Recently, the United Kingdom held a referendum on continued participation in the European Union. The option to leave, commonly called the Brexit (for British Exit), carried a slim majority. This means that the United Kingdom has 2 years to formalize a plan to leave the European Union. This was likely not a move in the best interest of the United Kingdom.[/dropcap]
Most of the support for the “leave” option centered on questions of immigration policy. Voters believed that continued participation in the European Union would result in more and more immigrants entering their country. They thought the Brexit option would give them more national control over their borders. It may do this, but it will do so at tremendous cost.
First, that tighter immigration control will eliminate the low-cost migrant labor that the United Kingdom needs to remain economically competitive in the agricultural sector. The cumbersome visa processes required to come to the United Kingdom to work will deter many from attempting to do so. This tightening of the labor market will inflate basic costs of living for most citizens.
A weaker pound will further magnify this increase in the cost of living. Fears over continued economic competitiveness will deter investors from buying the currency, meaning Britons will be able to buy less for their salary. Ideally, this weakening currency would allow for a more competitive export market, but the trade uncertainty will eliminate the possibility of a short-term recovery.
There’s a question as to whether or not normal trade relations will ever be restored. The EU now has to contend with possible separatist movements in other countries, which means it will need to take a hardline stance against free trade with Great Britain. This will raise the cost for other nations considering similar withdrawal plans, hopefully keeping the remaining EU intact.
Further, the British government may not be in a position to negotiate favorable terms with the rest of Europe. With the resignation of Prime Minister David Cameron, new elections will be held. Separatist groups, galvanized by their victory on the Brexit vote, may elect leadership that will alienate European leaders and prevent mutually beneficial compromise.
Finally, the Brexit vote may tear the United Kingdom apart from the inside. Both the Scottish Nationalist party and Sinn Fein, the Irish independence party, are likely to call for new referenda on their respective nations’ independence. These nations are likely to seek re-entry into the European Union, further weakening British negotiating power.

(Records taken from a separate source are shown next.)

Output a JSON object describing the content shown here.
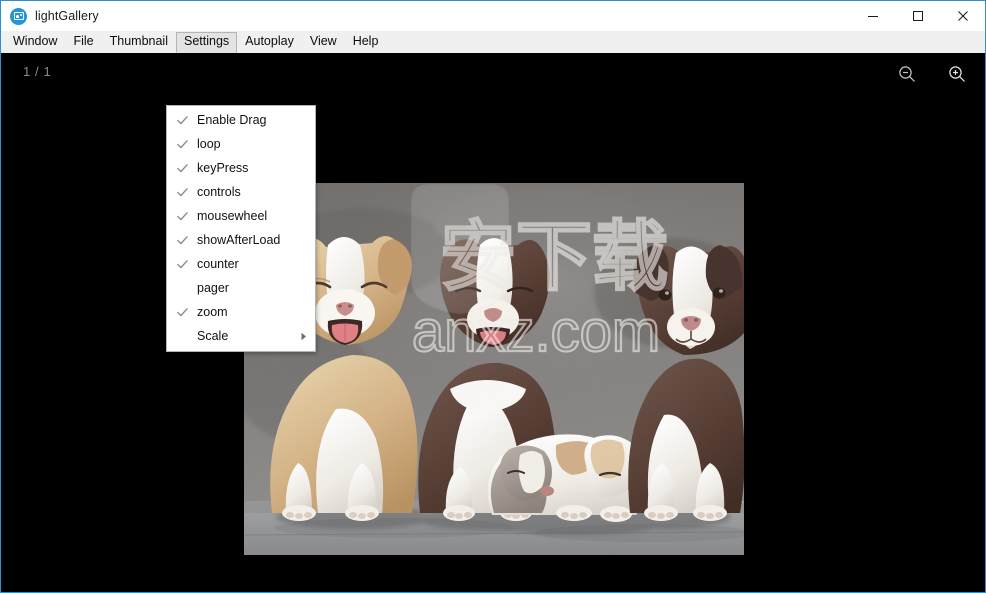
{
  "window": {
    "title": "lightGallery",
    "app_icon": "gallery-icon",
    "accent_color": "#2a8fd4",
    "controls": [
      {
        "name": "minimize",
        "glyph": "minimize-icon"
      },
      {
        "name": "maximize",
        "glyph": "maximize-icon"
      },
      {
        "name": "close",
        "glyph": "close-icon"
      }
    ]
  },
  "menubar": {
    "items": [
      {
        "label": "Window",
        "active": false
      },
      {
        "label": "File",
        "active": false
      },
      {
        "label": "Thumbnail",
        "active": false
      },
      {
        "label": "Settings",
        "active": true
      },
      {
        "label": "Autoplay",
        "active": false
      },
      {
        "label": "View",
        "active": false
      },
      {
        "label": "Help",
        "active": false
      }
    ]
  },
  "dropdown": {
    "owner": "Settings",
    "items": [
      {
        "label": "Enable Drag",
        "checked": true,
        "submenu": false
      },
      {
        "label": "loop",
        "checked": true,
        "submenu": false
      },
      {
        "label": "keyPress",
        "checked": true,
        "submenu": false
      },
      {
        "label": "controls",
        "checked": true,
        "submenu": false
      },
      {
        "label": "mousewheel",
        "checked": true,
        "submenu": false
      },
      {
        "label": "showAfterLoad",
        "checked": true,
        "submenu": false
      },
      {
        "label": "counter",
        "checked": true,
        "submenu": false
      },
      {
        "label": "pager",
        "checked": false,
        "submenu": false
      },
      {
        "label": "zoom",
        "checked": true,
        "submenu": false
      },
      {
        "label": "Scale",
        "checked": false,
        "submenu": true
      }
    ]
  },
  "viewer": {
    "background_color": "#000000",
    "counter": "1 / 1",
    "counter_color": "#8a8a8a",
    "zoom_out_icon": "zoom-out-icon",
    "zoom_in_icon": "zoom-in-icon",
    "image": {
      "alt": "Four border collie puppies sitting on gray concrete against a textured gray wall",
      "watermark_cn": "安下载",
      "watermark_url": "anxz.com"
    }
  }
}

The Brexit vote is an example of what can happen when nationalism overwhelms economic planning. Britons, caught up in the patriotic fervor of independence, have sabotaged their nation’s economic future. One can only hope that the damage to the global economy will be contained.